-- WHAT TO PRODUCE --
When you print the records below, keep every word exact and leave out the images.

____________

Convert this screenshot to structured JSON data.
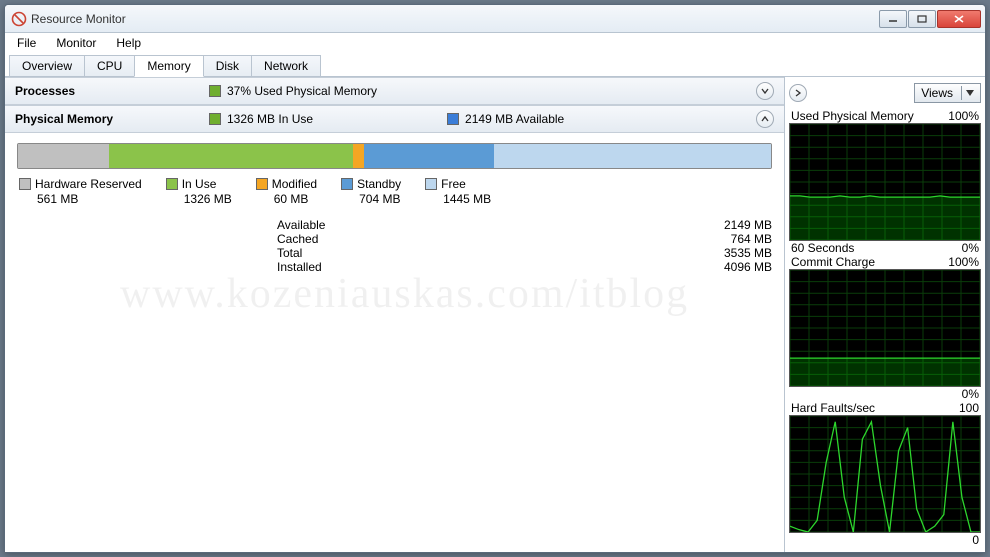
{
  "titlebar": {
    "title": "Resource Monitor"
  },
  "menu": {
    "items": [
      "File",
      "Monitor",
      "Help"
    ]
  },
  "tabs": {
    "items": [
      "Overview",
      "CPU",
      "Memory",
      "Disk",
      "Network"
    ],
    "active": 2
  },
  "processes": {
    "title": "Processes",
    "summary": "37% Used Physical Memory",
    "color": "#6fae2f"
  },
  "physical": {
    "title": "Physical Memory",
    "inuse_label": "1326 MB In Use",
    "avail_label": "2149 MB Available",
    "inuse_color": "#6fae2f",
    "avail_color": "#3b7dd8",
    "segments": [
      {
        "label": "Hardware Reserved",
        "value": "561 MB",
        "color": "#c0c0c0",
        "width": 12.1
      },
      {
        "label": "In Use",
        "value": "1326 MB",
        "color": "#8bc34a",
        "width": 32.4
      },
      {
        "label": "Modified",
        "value": "60 MB",
        "color": "#f5a623",
        "width": 1.5
      },
      {
        "label": "Standby",
        "value": "704 MB",
        "color": "#5b9bd5",
        "width": 17.2
      },
      {
        "label": "Free",
        "value": "1445 MB",
        "color": "#bdd7ee",
        "width": 36.8
      }
    ],
    "stats": [
      {
        "label": "Available",
        "value": "2149 MB"
      },
      {
        "label": "Cached",
        "value": "764 MB"
      },
      {
        "label": "Total",
        "value": "3535 MB"
      },
      {
        "label": "Installed",
        "value": "4096 MB"
      }
    ]
  },
  "right": {
    "views_label": "Views",
    "graphs": [
      {
        "title": "Used Physical Memory",
        "max": "100%",
        "footer_left": "60 Seconds",
        "footer_right": "0%"
      },
      {
        "title": "Commit Charge",
        "max": "100%",
        "footer_left": "",
        "footer_right": "0%"
      },
      {
        "title": "Hard Faults/sec",
        "max": "100",
        "footer_left": "",
        "footer_right": "0"
      }
    ]
  },
  "chart_data": [
    {
      "type": "area",
      "title": "Used Physical Memory",
      "ylim": [
        0,
        100
      ],
      "x": "60 Seconds",
      "values": [
        38,
        38,
        37,
        37,
        37,
        38,
        37,
        37,
        38,
        37,
        37,
        37,
        37,
        37,
        37,
        38,
        37,
        37,
        37,
        37
      ]
    },
    {
      "type": "area",
      "title": "Commit Charge",
      "ylim": [
        0,
        100
      ],
      "x": "60 Seconds",
      "values": [
        24,
        24,
        24,
        24,
        24,
        24,
        24,
        24,
        24,
        24,
        24,
        24,
        24,
        24,
        24,
        24,
        24,
        24,
        24,
        24
      ]
    },
    {
      "type": "line",
      "title": "Hard Faults/sec",
      "ylim": [
        0,
        100
      ],
      "x": "60 Seconds",
      "values": [
        5,
        2,
        0,
        10,
        60,
        95,
        30,
        0,
        80,
        95,
        40,
        0,
        70,
        90,
        20,
        0,
        5,
        15,
        95,
        30,
        0,
        0
      ]
    }
  ],
  "watermark": "www.kozeniauskas.com/itblog"
}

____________

-- EXERCISE ANSWER --
Convert this screenshot to structured JSON data.
{
  "titlebar": {
    "title": "Resource Monitor"
  },
  "menu": {
    "items": [
      "File",
      "Monitor",
      "Help"
    ]
  },
  "tabs": {
    "items": [
      "Overview",
      "CPU",
      "Memory",
      "Disk",
      "Network"
    ],
    "active": 2
  },
  "processes": {
    "title": "Processes",
    "summary": "37% Used Physical Memory",
    "color": "#6fae2f"
  },
  "physical": {
    "title": "Physical Memory",
    "inuse_label": "1326 MB In Use",
    "avail_label": "2149 MB Available",
    "inuse_color": "#6fae2f",
    "avail_color": "#3b7dd8",
    "segments": [
      {
        "label": "Hardware Reserved",
        "value": "561 MB",
        "color": "#c0c0c0",
        "width": 12.1
      },
      {
        "label": "In Use",
        "value": "1326 MB",
        "color": "#8bc34a",
        "width": 32.4
      },
      {
        "label": "Modified",
        "value": "60 MB",
        "color": "#f5a623",
        "width": 1.5
      },
      {
        "label": "Standby",
        "value": "704 MB",
        "color": "#5b9bd5",
        "width": 17.2
      },
      {
        "label": "Free",
        "value": "1445 MB",
        "color": "#bdd7ee",
        "width": 36.8
      }
    ],
    "stats": [
      {
        "label": "Available",
        "value": "2149 MB"
      },
      {
        "label": "Cached",
        "value": "764 MB"
      },
      {
        "label": "Total",
        "value": "3535 MB"
      },
      {
        "label": "Installed",
        "value": "4096 MB"
      }
    ]
  },
  "right": {
    "views_label": "Views",
    "graphs": [
      {
        "title": "Used Physical Memory",
        "max": "100%",
        "footer_left": "60 Seconds",
        "footer_right": "0%"
      },
      {
        "title": "Commit Charge",
        "max": "100%",
        "footer_left": "",
        "footer_right": "0%"
      },
      {
        "title": "Hard Faults/sec",
        "max": "100",
        "footer_left": "",
        "footer_right": "0"
      }
    ]
  },
  "chart_data": [
    {
      "type": "area",
      "title": "Used Physical Memory",
      "ylim": [
        0,
        100
      ],
      "x": "60 Seconds",
      "values": [
        38,
        38,
        37,
        37,
        37,
        38,
        37,
        37,
        38,
        37,
        37,
        37,
        37,
        37,
        37,
        38,
        37,
        37,
        37,
        37
      ]
    },
    {
      "type": "area",
      "title": "Commit Charge",
      "ylim": [
        0,
        100
      ],
      "x": "60 Seconds",
      "values": [
        24,
        24,
        24,
        24,
        24,
        24,
        24,
        24,
        24,
        24,
        24,
        24,
        24,
        24,
        24,
        24,
        24,
        24,
        24,
        24
      ]
    },
    {
      "type": "line",
      "title": "Hard Faults/sec",
      "ylim": [
        0,
        100
      ],
      "x": "60 Seconds",
      "values": [
        5,
        2,
        0,
        10,
        60,
        95,
        30,
        0,
        80,
        95,
        40,
        0,
        70,
        90,
        20,
        0,
        5,
        15,
        95,
        30,
        0,
        0
      ]
    }
  ],
  "watermark": "www.kozeniauskas.com/itblog"
}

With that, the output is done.